The SAI Report: Mexico & NAFTA (June 2017)


• The expectation of concluding negotiations in 2017 has decreased, as Secretary of Commerce, Wilbur Ross, and U.S. Trade Representative (USTR), Robert Lighthizer, have stated that they do not have any artificial deadline to complete talks.
• The USTR received written public comments and conducted public hearings in June 2017 with the objective of obtaining the needed feedback to develop Trump Administration’s negotiating objectives and positions.
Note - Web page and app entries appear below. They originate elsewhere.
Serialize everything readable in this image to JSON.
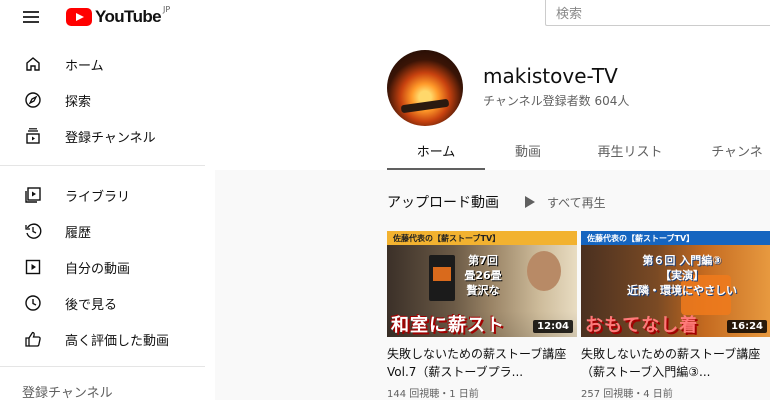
{
  "topbar": {
    "logo_text": "YouTube",
    "logo_country": "JP",
    "search_placeholder": "検索"
  },
  "sidebar": {
    "items": [
      {
        "label": "ホーム",
        "icon": "home-icon"
      },
      {
        "label": "探索",
        "icon": "compass-icon"
      },
      {
        "label": "登録チャンネル",
        "icon": "subscriptions-icon"
      },
      {
        "label": "ライブラリ",
        "icon": "library-icon"
      },
      {
        "label": "履歴",
        "icon": "history-icon"
      },
      {
        "label": "自分の動画",
        "icon": "your-videos-icon"
      },
      {
        "label": "後で見る",
        "icon": "clock-icon"
      },
      {
        "label": "高く評価した動画",
        "icon": "thumbs-up-icon"
      }
    ],
    "section_title": "登録チャンネル"
  },
  "channel": {
    "name": "makistove-TV",
    "subscribers": "チャンネル登録者数 604人",
    "tabs": [
      "ホーム",
      "動画",
      "再生リスト",
      "チャンネ"
    ]
  },
  "uploads": {
    "title": "アップロード動画",
    "play_all": "すべて再生",
    "videos": [
      {
        "thumb_top": "佐藤代表の【薪ストーブTV】",
        "thumb_caption": "第7回\n畳26畳\n贅沢な",
        "thumb_banner": "和室に薪スト",
        "duration": "12:04",
        "title": "失敗しないための薪ストーブ講座Vol.7（薪ストーブプラ...",
        "meta": "144 回視聴・1 日前"
      },
      {
        "thumb_top": "佐藤代表の【薪ストーブTV】",
        "thumb_caption": "第６回 入門編③\n【実演】\n近隣・環境にやさしい",
        "thumb_banner": "おもてなし着",
        "duration": "16:24",
        "title": "失敗しないための薪ストーブ講座（薪ストーブ入門編③...",
        "meta": "257 回視聴・4 日前"
      }
    ]
  },
  "colors": {
    "brand_red": "#ff0000",
    "thumb1_top": "#f2b230",
    "thumb2_top": "#1565c0",
    "banner_red": "#e5261c"
  }
}
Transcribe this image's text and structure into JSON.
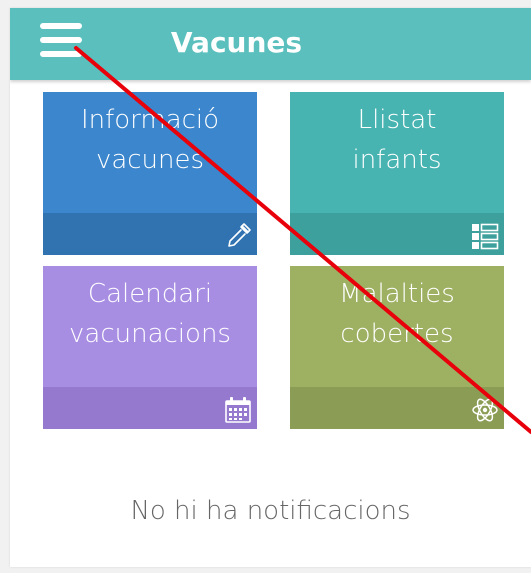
{
  "app": {
    "title": "Vacunes"
  },
  "tiles": [
    {
      "id": "informacio",
      "line1": "Informació",
      "line2": "vacunes",
      "icon": "dropper-icon",
      "color": "#3b86cc",
      "footer": "#3173b1"
    },
    {
      "id": "llistat",
      "line1": "Llistat",
      "line2": "infants",
      "icon": "list-icon",
      "color": "#48b4b2",
      "footer": "#3ea09d"
    },
    {
      "id": "calendari",
      "line1": "Calendari",
      "line2": "vacunacions",
      "icon": "calendar-icon",
      "color": "#a88ee3",
      "footer": "#9579cf"
    },
    {
      "id": "malalties",
      "line1": "Malalties",
      "line2": "cobertes",
      "icon": "atom-icon",
      "color": "#9eb062",
      "footer": "#8b9d55"
    }
  ],
  "notifications": {
    "empty_text": "No hi ha notificacions"
  },
  "overlay": {
    "line_color": "#e8000b"
  }
}
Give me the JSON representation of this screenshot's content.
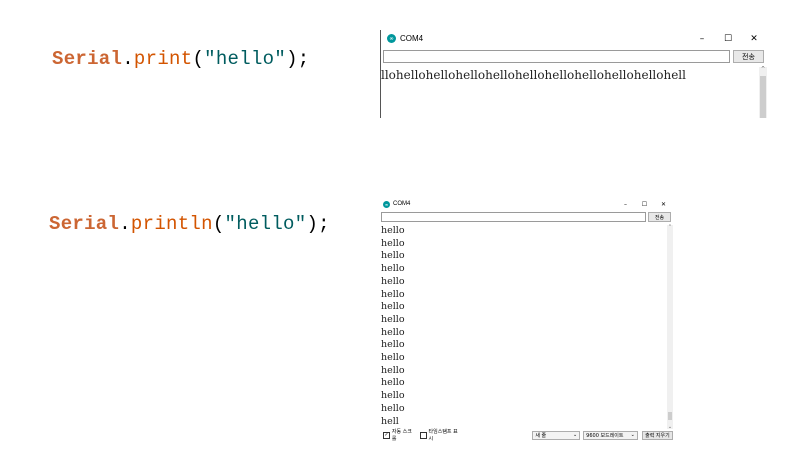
{
  "snippets": {
    "print": {
      "object": "Serial",
      "dot": ".",
      "method": "print",
      "open": "(",
      "string": "\"hello\"",
      "close": ");"
    },
    "println": {
      "object": "Serial",
      "dot": ".",
      "method": "println",
      "open": "(",
      "string": "\"hello\"",
      "close": ");"
    }
  },
  "window_top": {
    "title": "COM4",
    "controls": {
      "minimize": "–",
      "maximize": "☐",
      "close": "✕"
    },
    "send_label": "전송",
    "output_text": "llohellohellohellohellohellohellohellohellohellohell"
  },
  "window_bottom": {
    "title": "COM4",
    "controls": {
      "minimize": "–",
      "maximize": "☐",
      "close": "✕"
    },
    "send_label": "전송",
    "output_lines": [
      "hello",
      "hello",
      "hello",
      "hello",
      "hello",
      "hello",
      "hello",
      "hello",
      "hello",
      "hello",
      "hello",
      "hello",
      "hello",
      "hello",
      "hello",
      "hell"
    ],
    "footer": {
      "autoscroll_label": "자동 스크롤",
      "autoscroll_checked": true,
      "timestamp_label": "타임스탬프 표시",
      "timestamp_checked": false,
      "line_ending": "새 줄",
      "baud_rate": "9600 보드레이트",
      "clear_output": "출력 지우기"
    }
  },
  "colors": {
    "arduino_teal": "#00979c",
    "keyword": "#cc6633",
    "string": "#005c5f"
  },
  "icons": [
    "arduino-icon",
    "minimize-icon",
    "maximize-icon",
    "close-icon",
    "checkbox-icon",
    "chevron-down-icon"
  ]
}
Although an important number of key stakeholders hold a pro-free trade stance, there is meaningful opposition to the Agreement from labor unions and Trump supporters that demand more radical changes.
• The associations that represent the leading companies of North America met and issued a statement that is totally aligned with that delivered by the largest business organizations of the NAFTA countries that launched the North American Economic Alliance.
• Other trilateral efforts include the invitation of governors from Mexico and Canada to the U.S. National Governors Association’s annual summer meeting on July 14 and the issuance of joint recommendations from the Steel Industries.
• NAFTA’s renegotiation process has been accompanied by trade remedy measures and the use of trade restrictive procedures that have created tension in the bilateral and trilateral relationship.
• Mexico continues its efforts in the trade diversification front.
• The U.S. loses leadership in the world after withdrawing from the Paris Climate Agreement and due to its controversial participation at the Organization for Economic Co-operation and Development (OECD), among other negative signals sent to the international community.

Mexico- Macroeconomic conditions
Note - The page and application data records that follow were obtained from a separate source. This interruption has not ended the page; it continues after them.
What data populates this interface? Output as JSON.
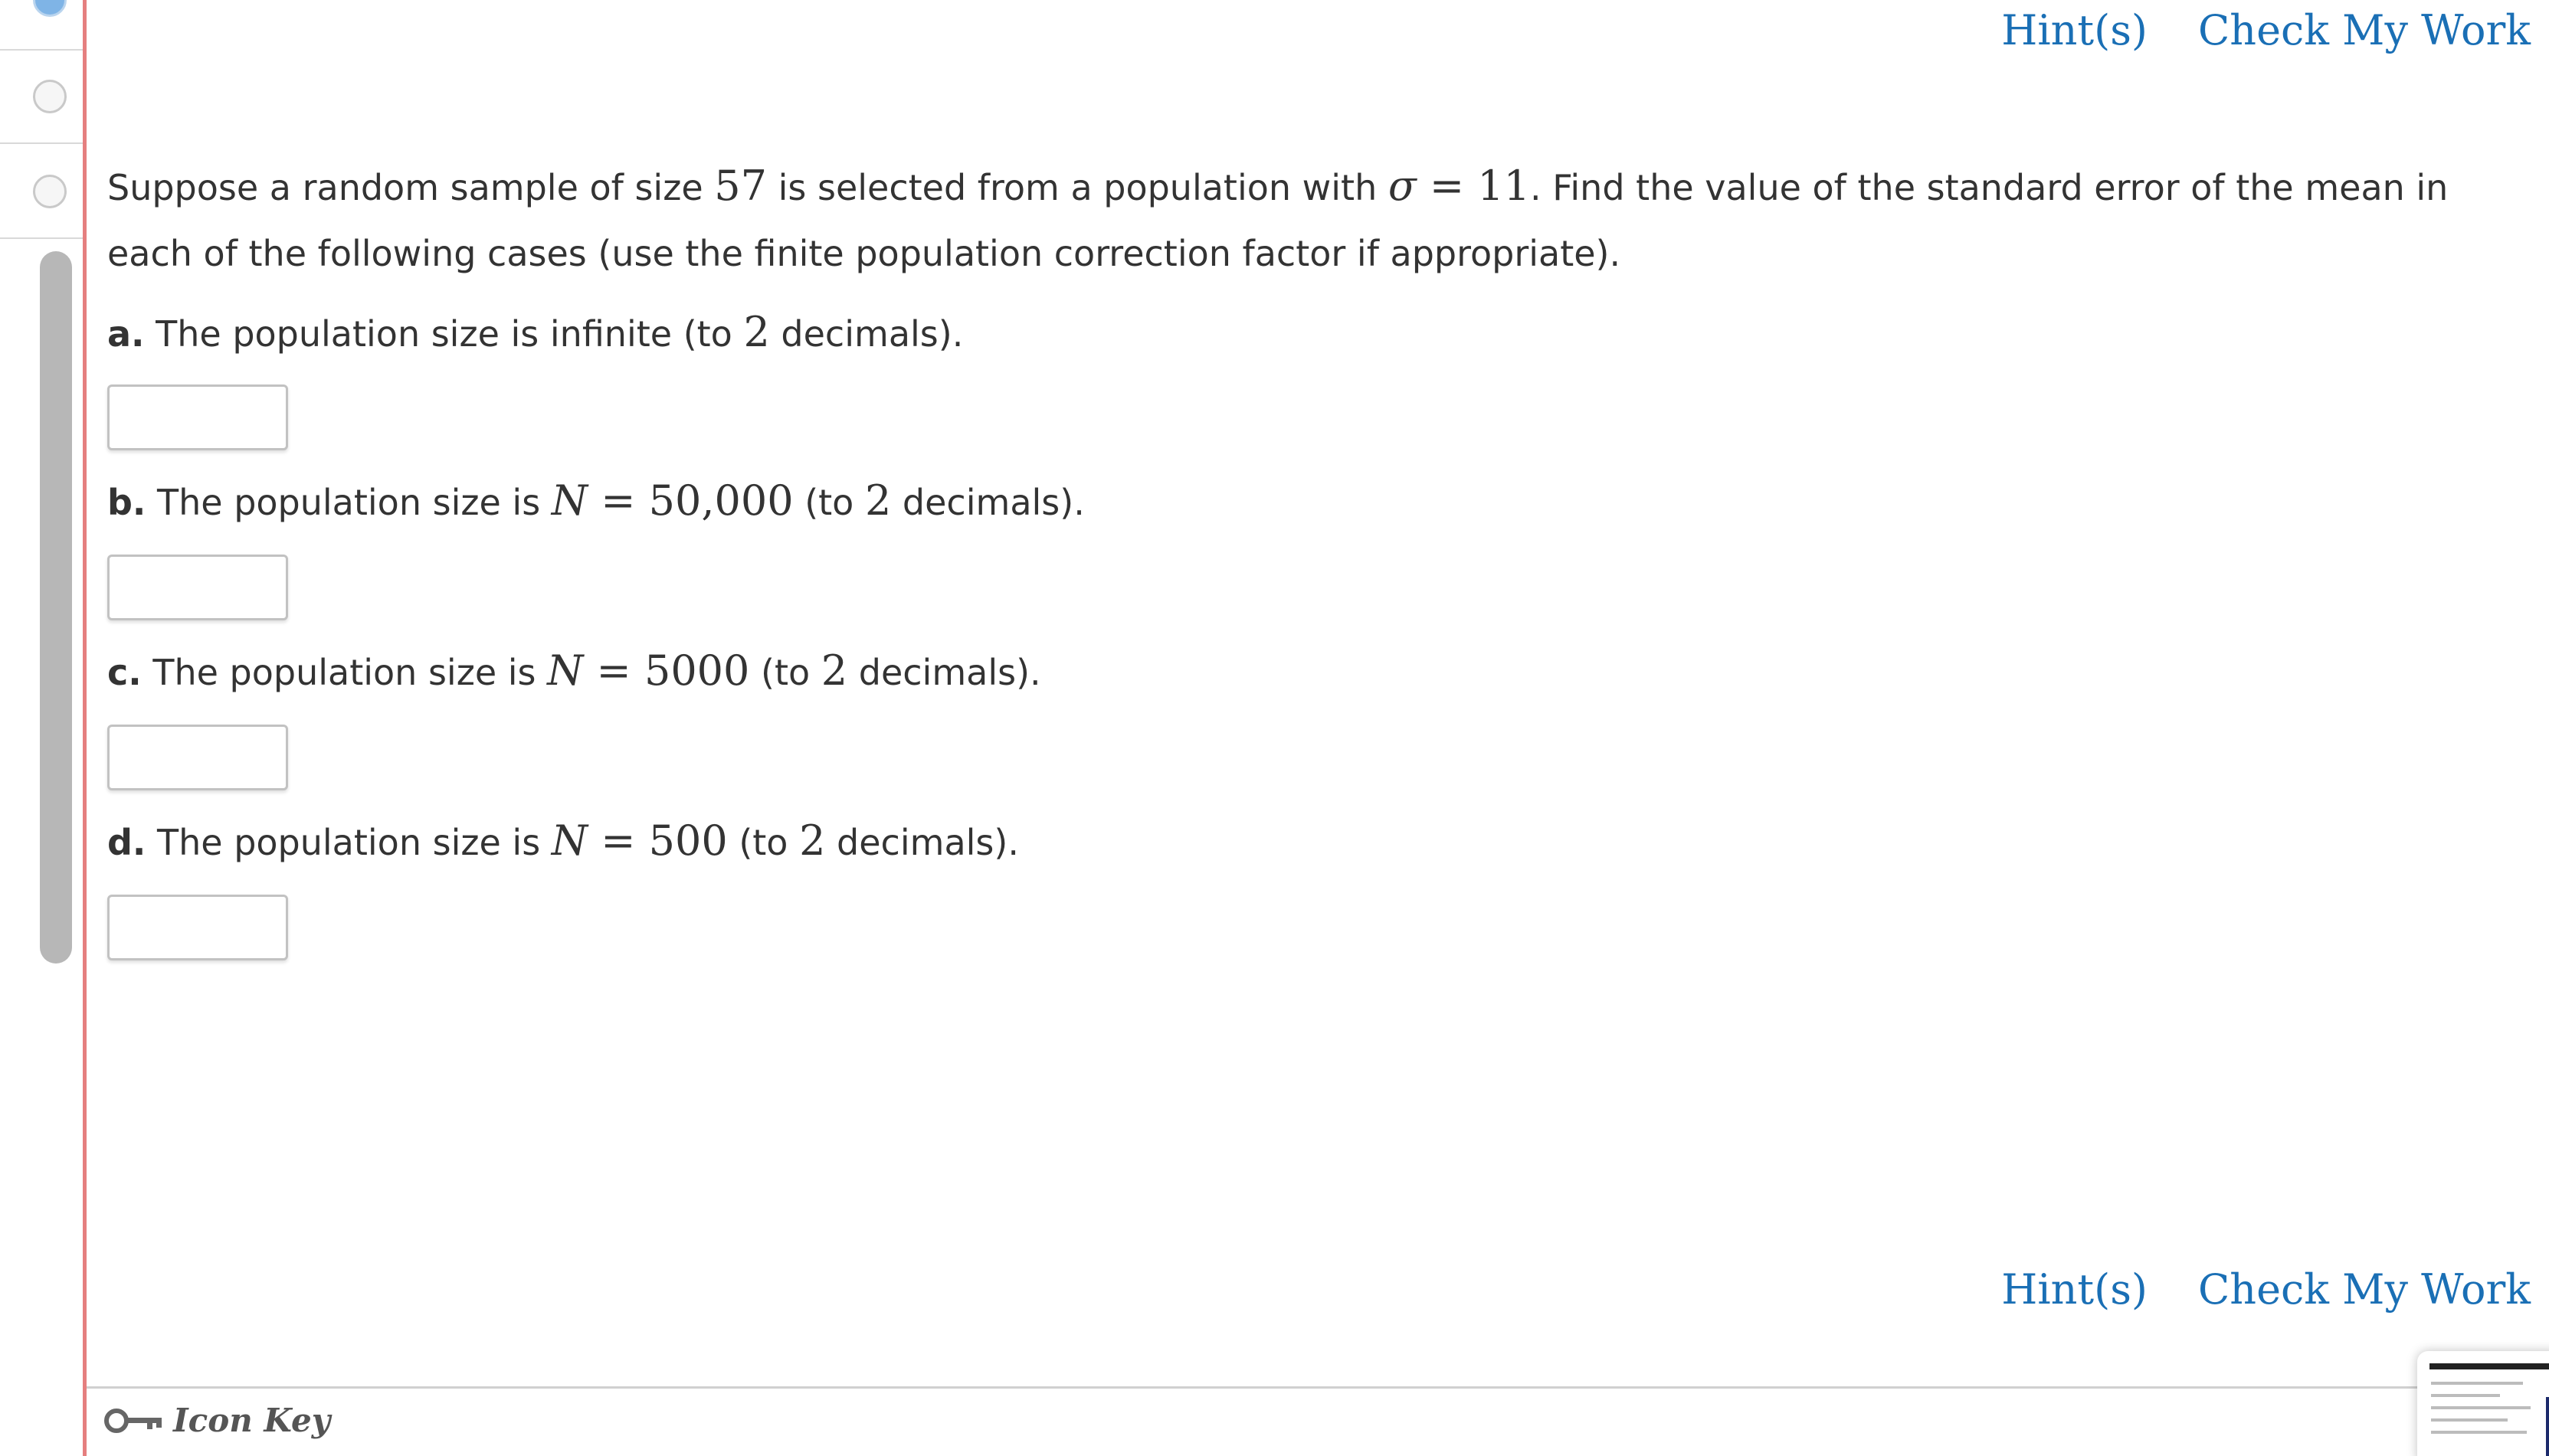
{
  "actions": {
    "hints_label": "Hint(s)",
    "check_label": "Check My Work"
  },
  "question": {
    "intro_1": "Suppose a random sample of size ",
    "sample_size": "57",
    "intro_2": " is selected from a population with ",
    "sigma_symbol": "σ",
    "equals": " = ",
    "sigma_value": "11",
    "intro_3": ". Find the value of the standard error of the mean in",
    "intro_4": "each of the following cases (use the finite population correction factor if appropriate).",
    "parts": [
      {
        "letter": "a.",
        "text_1": " The population size is infinite (to ",
        "decimals": "2",
        "text_2": " decimals).",
        "value": ""
      },
      {
        "letter": "b.",
        "text_1": " The population size is ",
        "var": "N",
        "equals": " = ",
        "n_value": "50,000",
        "text_2": " (to ",
        "decimals": "2",
        "text_3": " decimals).",
        "value": ""
      },
      {
        "letter": "c.",
        "text_1": " The population size is ",
        "var": "N",
        "equals": " = ",
        "n_value": "5000",
        "text_2": " (to ",
        "decimals": "2",
        "text_3": " decimals).",
        "value": ""
      },
      {
        "letter": "d.",
        "text_1": " The population size is ",
        "var": "N",
        "equals": " = ",
        "n_value": "500",
        "text_2": " (to ",
        "decimals": "2",
        "text_3": " decimals).",
        "value": ""
      }
    ]
  },
  "footer": {
    "icon_key_label": "Icon Key",
    "key_icon": "key-icon"
  },
  "colors": {
    "link": "#1a6fb5",
    "divider": "#e57f7f",
    "text": "#333333"
  }
}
• Specialists’ growth expectations continue to increase. The economic outlook for the Mexican economy is more optimistic than it was at the beginning of the year and is more favorable than that of other Latin American countries.
• Industrial production decreased slightly during the month of April, mainly motivated by the poor performance of mining and construction activities. On the contrary, manufacturing activities are as dynamic as ever.
• Exports and consumption were the main components that drove the growth of aggregate demand in the first quarter of 2017. However, exports will likely be the main driver of the Mexican economy in future periods.
• Private consumption showed less dynamism than at the end of 2016. Inflationary pressures could intensify the slowdown.
• So far this year, both exports and imports have grown significantly confirming that they will be the most dynamic engine of economic activity in future months.
• Efforts to diversify exports to countries other than the U.S. are observed in the automotive sector.
• The Mexican agricultural sector has also mobilized to buy products to a greater number of countries, especially in South America.
• Inflation keeps its hiking trend, reaching its maximum level since December 2008.
• Employment remains strong but unit labor costs are in risk of increasing due to a decrease in productivity and an increase in inflation levels.
• The Bank of Mexico raised again interest rates by 25 basis points to 7.0 percent, most likely ending the cycle of interest rates hikes.
• The peso strengthened considerably in the past months due to a more optimistic speech of the Trump Administration, reaching levels that had not been seen since before the U.S. presidential elections.
• The fall in oil prices may have adverse effects on the Mexican economy as a whole, including the peso exchange rate.
• During the first five months of the year, the Public Sector reduced its net spending in 6.4%, the largest decrease for a similar period since 1992.

Otras publicaciones

The SAI Report:
Mexico and NAFTA
July 2017

The SAI Report:
Mexico and NAFTA
May 2017

The SAI Report:
Mexico and NAFTA
April 2017

The SAI Report:
Mexico and NAFTA
March 2017